Records from a collection:
+===+

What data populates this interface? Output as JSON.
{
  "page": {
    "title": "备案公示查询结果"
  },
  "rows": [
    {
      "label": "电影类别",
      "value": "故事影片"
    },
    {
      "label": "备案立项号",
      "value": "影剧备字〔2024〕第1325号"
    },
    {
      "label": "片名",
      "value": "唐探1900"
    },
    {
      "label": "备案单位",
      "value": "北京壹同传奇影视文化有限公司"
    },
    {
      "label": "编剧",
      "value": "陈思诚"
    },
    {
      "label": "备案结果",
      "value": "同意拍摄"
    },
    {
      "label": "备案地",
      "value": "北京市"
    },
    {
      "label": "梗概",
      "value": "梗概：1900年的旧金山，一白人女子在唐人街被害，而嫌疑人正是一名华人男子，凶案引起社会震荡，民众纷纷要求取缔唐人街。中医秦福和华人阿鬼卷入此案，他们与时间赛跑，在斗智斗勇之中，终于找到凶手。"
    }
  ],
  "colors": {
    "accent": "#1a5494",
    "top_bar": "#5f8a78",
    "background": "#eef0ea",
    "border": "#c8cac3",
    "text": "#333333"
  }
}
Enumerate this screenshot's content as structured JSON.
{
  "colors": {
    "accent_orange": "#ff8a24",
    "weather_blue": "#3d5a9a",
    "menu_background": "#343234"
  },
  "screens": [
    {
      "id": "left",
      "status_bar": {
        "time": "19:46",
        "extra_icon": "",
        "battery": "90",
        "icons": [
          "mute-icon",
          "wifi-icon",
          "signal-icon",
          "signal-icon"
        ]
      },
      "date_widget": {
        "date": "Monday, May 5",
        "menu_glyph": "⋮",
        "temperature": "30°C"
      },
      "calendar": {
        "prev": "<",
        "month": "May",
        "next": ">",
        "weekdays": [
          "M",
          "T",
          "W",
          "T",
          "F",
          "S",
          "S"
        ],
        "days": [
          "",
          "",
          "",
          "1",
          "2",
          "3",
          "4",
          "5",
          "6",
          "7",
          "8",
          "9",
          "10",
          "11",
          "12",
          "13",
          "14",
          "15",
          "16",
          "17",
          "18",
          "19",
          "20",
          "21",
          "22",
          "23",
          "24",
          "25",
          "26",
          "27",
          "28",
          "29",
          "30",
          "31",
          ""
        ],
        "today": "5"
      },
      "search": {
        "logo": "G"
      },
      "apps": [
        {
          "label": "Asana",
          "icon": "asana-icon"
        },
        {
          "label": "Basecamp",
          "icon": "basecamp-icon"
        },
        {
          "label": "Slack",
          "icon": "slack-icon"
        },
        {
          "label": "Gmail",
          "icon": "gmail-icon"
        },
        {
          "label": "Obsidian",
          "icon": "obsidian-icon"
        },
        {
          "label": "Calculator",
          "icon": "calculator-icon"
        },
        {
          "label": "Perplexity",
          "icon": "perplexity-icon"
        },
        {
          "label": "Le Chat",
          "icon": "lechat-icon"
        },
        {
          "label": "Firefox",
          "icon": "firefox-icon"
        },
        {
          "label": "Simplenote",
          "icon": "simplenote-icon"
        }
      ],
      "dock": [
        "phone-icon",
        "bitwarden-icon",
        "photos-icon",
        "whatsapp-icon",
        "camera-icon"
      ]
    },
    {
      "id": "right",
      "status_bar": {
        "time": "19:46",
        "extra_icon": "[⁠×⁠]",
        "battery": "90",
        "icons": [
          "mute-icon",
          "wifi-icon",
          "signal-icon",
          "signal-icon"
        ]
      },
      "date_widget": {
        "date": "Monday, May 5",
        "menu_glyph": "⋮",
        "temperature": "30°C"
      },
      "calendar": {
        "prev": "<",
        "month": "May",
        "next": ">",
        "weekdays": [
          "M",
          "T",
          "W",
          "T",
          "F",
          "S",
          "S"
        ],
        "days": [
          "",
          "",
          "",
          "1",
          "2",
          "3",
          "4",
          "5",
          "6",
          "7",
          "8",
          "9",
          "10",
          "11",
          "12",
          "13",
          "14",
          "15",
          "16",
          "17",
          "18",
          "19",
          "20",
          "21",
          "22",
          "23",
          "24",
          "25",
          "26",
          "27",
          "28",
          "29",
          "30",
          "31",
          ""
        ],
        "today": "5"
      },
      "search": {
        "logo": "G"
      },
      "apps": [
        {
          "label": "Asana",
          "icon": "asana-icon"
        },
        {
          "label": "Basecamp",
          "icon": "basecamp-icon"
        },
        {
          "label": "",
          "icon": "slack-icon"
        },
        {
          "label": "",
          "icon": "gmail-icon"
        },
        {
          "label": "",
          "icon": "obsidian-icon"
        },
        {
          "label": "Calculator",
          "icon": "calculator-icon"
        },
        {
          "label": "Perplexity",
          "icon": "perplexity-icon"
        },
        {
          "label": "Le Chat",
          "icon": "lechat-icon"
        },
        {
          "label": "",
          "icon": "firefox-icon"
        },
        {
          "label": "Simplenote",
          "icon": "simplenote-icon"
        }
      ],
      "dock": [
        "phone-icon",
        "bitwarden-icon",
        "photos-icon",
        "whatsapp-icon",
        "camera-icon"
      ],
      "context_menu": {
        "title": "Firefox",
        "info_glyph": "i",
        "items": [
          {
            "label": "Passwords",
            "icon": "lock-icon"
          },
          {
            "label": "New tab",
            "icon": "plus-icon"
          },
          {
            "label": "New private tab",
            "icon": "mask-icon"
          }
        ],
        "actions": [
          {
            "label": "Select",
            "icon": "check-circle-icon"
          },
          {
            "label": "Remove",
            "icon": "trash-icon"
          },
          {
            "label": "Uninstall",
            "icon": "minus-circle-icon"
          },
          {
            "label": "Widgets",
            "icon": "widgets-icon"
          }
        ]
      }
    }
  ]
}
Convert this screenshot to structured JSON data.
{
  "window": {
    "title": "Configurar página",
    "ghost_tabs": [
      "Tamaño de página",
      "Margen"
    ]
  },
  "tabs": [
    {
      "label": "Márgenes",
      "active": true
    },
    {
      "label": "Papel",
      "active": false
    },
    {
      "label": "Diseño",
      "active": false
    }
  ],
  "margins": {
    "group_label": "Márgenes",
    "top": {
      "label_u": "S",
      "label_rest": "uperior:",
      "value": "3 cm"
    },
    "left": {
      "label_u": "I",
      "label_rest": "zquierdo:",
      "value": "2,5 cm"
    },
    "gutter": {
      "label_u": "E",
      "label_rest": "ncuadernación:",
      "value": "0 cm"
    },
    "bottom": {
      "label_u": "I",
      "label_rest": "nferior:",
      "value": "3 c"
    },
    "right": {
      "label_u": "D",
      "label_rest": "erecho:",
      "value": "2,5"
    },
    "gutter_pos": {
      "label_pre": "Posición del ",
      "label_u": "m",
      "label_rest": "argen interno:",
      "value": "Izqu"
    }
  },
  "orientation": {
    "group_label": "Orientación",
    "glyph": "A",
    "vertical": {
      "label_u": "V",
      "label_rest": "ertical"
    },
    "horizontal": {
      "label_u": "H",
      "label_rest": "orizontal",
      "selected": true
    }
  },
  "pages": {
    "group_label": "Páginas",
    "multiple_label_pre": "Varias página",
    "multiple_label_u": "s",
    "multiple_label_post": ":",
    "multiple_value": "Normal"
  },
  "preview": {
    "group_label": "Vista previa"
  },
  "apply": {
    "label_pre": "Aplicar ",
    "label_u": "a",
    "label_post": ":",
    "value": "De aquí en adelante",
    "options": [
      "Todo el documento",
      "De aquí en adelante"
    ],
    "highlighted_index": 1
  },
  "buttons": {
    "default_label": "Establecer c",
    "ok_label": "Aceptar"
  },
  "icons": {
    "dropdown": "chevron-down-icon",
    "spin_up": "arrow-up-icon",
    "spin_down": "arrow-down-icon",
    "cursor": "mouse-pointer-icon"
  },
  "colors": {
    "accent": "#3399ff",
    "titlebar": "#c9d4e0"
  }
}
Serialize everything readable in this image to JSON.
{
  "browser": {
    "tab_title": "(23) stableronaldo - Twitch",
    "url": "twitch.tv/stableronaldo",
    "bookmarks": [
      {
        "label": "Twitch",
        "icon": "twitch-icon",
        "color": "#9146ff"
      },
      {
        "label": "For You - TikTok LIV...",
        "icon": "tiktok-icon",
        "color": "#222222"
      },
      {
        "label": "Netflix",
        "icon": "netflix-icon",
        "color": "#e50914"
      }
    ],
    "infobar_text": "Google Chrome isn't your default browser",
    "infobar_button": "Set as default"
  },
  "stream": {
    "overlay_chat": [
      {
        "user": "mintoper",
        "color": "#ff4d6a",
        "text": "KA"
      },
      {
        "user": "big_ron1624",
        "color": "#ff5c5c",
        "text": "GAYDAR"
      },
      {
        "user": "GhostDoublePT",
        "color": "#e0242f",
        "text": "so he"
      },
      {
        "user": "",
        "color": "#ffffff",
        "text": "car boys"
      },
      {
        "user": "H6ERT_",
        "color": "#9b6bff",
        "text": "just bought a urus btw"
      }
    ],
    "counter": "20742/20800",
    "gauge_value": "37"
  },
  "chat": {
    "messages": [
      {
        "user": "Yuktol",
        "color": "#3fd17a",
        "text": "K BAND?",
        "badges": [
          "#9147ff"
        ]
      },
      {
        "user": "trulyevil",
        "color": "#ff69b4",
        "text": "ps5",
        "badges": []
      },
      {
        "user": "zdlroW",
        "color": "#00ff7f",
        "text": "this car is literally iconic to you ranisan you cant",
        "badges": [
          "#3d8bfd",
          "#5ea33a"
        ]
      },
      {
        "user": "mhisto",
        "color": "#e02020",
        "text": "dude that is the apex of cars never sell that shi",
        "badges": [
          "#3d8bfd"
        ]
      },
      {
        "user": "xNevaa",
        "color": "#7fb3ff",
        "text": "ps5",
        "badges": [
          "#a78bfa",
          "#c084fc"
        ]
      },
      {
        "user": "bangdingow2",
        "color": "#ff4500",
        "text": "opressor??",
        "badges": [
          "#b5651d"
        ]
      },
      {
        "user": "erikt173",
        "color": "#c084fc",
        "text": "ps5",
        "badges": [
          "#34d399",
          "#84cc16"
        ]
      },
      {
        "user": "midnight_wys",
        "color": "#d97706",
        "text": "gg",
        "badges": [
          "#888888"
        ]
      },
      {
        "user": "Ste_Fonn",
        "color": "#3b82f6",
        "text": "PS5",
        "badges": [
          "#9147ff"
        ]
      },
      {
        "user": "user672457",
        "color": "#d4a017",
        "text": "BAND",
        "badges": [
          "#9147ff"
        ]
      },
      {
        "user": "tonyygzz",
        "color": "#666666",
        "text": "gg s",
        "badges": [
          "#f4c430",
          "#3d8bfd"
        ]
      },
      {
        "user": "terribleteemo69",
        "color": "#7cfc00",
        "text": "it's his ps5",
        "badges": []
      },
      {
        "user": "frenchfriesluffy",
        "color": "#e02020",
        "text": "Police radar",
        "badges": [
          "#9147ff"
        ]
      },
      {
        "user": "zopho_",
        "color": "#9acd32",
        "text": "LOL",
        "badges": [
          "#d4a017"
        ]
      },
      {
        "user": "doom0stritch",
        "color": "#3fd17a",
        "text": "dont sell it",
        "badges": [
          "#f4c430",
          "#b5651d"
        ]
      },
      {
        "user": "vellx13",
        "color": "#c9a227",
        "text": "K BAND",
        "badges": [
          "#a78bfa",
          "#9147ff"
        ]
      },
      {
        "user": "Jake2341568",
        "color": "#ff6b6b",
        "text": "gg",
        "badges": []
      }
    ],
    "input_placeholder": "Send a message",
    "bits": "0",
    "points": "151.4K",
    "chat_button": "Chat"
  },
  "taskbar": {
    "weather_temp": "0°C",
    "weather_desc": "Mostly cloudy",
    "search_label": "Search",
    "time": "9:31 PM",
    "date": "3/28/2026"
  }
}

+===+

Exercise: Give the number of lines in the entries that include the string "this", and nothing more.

Your response: 5